Za’atar, harissa, pomegranate, dukkah, fetta, chicken soup, chick peas and labneh all feature prominently in some wonderful dishes, though Spitzer does lean more heavily on traditional recipes, rather than striding boldly into new territory.

That’s not entirely a bad thing: traditional dishes are traditional for a very good reason. They use indigenous ingredients to their best, and have stood the test of time. Even in these multi-cultural times, there is much exoticism in the likes of Bourekas (mini puff pastry pies), spiced cod falafel, sumac chicken, Schnupfluden (sort of a German version of gnocchi) with creamy mushroom sauce, and her Israeli White Chocolate Cheesecake and Baklava with Chocolate Drizzle are just to die for.


COOKBOOK REVIEW: Fress by Emma Spitzer

Filed Under: Book ReviewsOther Reviews

About the Author: Editor, 100% ROCK MAGAZINE

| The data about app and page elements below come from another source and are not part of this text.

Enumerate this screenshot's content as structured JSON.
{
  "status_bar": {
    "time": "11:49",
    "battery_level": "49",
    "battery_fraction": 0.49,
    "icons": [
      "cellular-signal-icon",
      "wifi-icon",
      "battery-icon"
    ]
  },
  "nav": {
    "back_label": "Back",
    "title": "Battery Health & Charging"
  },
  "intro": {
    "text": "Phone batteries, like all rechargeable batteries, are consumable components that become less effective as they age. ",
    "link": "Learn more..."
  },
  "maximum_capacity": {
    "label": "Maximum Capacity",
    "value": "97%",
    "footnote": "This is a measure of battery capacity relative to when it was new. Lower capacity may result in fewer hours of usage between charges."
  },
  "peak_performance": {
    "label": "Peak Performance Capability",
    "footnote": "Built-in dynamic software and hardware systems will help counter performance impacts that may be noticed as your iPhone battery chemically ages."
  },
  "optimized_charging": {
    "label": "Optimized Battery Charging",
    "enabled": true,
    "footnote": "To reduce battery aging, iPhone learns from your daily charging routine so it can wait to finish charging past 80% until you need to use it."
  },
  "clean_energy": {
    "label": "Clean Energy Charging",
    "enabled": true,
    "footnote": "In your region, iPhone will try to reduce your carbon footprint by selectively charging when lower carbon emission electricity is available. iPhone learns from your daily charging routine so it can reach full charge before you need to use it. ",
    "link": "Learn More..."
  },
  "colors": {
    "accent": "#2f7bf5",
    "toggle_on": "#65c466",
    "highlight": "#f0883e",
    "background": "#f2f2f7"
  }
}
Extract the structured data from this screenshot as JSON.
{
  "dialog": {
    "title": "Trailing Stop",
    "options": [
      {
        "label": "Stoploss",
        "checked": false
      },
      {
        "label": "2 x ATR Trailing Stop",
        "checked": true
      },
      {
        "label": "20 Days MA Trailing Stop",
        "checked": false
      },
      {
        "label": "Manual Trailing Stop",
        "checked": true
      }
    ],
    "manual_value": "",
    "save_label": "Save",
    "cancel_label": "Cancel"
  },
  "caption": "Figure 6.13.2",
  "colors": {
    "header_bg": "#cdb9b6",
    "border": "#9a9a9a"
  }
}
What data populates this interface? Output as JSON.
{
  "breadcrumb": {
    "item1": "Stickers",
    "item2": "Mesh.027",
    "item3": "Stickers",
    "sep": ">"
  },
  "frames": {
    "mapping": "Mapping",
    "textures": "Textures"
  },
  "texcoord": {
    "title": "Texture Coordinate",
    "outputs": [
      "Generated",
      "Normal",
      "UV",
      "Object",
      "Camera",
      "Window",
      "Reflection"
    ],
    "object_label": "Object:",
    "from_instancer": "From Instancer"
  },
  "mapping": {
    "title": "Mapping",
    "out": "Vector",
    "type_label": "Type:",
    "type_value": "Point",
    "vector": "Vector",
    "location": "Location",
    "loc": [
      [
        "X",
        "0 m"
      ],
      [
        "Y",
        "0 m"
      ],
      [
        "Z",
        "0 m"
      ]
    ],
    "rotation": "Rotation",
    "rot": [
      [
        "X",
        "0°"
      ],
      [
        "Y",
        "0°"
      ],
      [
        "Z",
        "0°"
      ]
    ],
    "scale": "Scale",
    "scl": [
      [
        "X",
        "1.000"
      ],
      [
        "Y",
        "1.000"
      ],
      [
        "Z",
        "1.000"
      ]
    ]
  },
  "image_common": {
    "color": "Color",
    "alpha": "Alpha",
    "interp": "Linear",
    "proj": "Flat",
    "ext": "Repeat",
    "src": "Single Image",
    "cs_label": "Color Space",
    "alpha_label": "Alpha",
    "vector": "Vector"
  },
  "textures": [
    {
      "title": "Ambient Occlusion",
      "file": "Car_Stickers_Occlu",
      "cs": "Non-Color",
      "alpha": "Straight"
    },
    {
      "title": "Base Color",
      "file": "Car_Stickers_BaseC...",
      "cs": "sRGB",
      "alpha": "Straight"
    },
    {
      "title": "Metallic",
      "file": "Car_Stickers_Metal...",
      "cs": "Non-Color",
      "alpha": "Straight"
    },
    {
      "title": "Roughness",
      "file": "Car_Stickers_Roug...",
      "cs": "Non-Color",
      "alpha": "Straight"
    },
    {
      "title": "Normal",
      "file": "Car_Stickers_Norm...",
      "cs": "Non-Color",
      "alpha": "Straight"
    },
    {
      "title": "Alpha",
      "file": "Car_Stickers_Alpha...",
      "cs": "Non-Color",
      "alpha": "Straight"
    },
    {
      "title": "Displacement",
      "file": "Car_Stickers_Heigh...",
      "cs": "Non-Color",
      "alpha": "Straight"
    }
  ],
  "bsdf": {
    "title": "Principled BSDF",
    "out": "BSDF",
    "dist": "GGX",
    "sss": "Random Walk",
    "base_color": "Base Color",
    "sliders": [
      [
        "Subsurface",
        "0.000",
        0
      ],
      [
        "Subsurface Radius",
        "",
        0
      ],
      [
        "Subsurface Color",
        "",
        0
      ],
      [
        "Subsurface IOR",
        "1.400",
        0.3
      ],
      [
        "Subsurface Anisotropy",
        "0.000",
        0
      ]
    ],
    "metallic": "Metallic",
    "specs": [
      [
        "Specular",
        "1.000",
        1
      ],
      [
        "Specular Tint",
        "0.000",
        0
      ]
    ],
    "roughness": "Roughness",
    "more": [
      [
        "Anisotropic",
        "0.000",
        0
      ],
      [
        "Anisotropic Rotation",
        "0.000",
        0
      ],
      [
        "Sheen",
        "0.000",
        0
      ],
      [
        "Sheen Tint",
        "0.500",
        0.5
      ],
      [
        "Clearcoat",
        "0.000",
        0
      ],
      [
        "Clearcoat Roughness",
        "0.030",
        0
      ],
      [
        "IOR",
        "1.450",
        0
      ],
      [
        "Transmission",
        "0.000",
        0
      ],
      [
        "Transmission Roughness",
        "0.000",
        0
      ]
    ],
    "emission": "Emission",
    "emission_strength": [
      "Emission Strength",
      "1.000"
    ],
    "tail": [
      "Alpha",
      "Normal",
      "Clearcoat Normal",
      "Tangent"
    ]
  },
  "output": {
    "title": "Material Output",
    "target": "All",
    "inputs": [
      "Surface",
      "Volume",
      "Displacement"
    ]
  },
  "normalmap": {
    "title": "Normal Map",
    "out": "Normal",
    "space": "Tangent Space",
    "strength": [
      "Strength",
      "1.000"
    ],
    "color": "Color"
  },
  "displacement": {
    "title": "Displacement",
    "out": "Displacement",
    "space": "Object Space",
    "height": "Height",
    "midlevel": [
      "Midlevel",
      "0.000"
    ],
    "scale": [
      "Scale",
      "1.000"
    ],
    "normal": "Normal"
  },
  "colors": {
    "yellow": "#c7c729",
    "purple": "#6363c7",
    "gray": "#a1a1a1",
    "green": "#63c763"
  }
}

RSSComments (0)

Trackback URL

Leave a Reply

Please verify you\'re a real person: * Time limit is exhausted. Please reload CAPTCHA.


Hit Counter provided by Acrylic Display